After finishing this paper, Shannon said that his discoveries of communication theory and cryptography came about at the same time and "they were so close together you couldn't separate them." Perhaps as a preview to what would come later, Shannon wrote in a footnote of that paper that he would "develop these results ... in a forthcoming memorandum on the transmission of information."
It was this work that laid the foundation for Shannon to write his paper A Mathematical Theory of Communication. Published in 1948, Shannon found there were fundamental limits on signal processing operations such as compressing data and on reliably storing and communicating data.
At the ripe age of 21, Shannon adapted his fascination with Boolean algebra as the basis for his master's thesis at MIT, called A Symbolic Analysis of Relay and Switching Circuits, a work that was designed to simplify the arrangement of the electromechanical relays then used in telephone routing switches. Many in the communications industry regard this paper as a major contribution to the birth of digital computer and digital circuit design theory.
Outside of his work in telecom information theory, Shannon, like Alexander Graham Bell, had a wide-reaching set of eclectic interests and a freestyle personality.

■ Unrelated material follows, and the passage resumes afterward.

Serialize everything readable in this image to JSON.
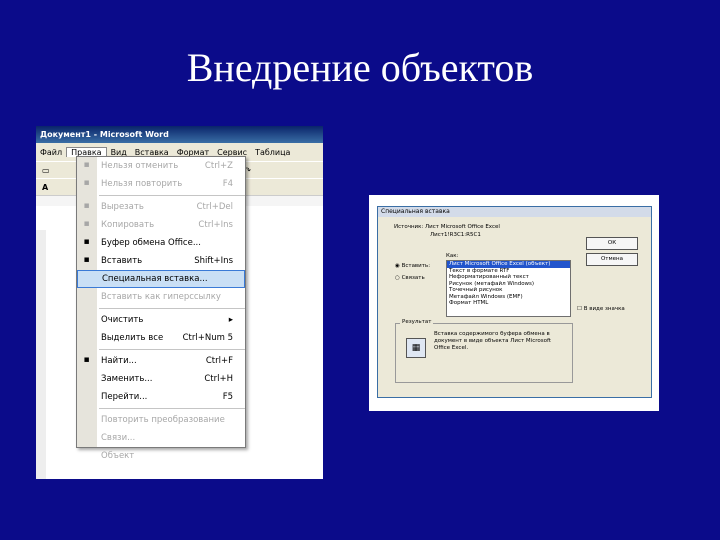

There is a now-famous story of how he could sometimes be found juggling while riding a unicycle down the halls of Bell Labs.
Driven by curiosity, Shannon also became known for designing and building chess-playing, maze-solving, juggling and even mind-reading machines.
And while the focus of our honorees like Claude Shannon is related to the influence they had on the wireline network, Shannon's theories continue to be relevant today in advancing copper and fiber-based networks, and even emerging next-generation wireless technologies like LTE.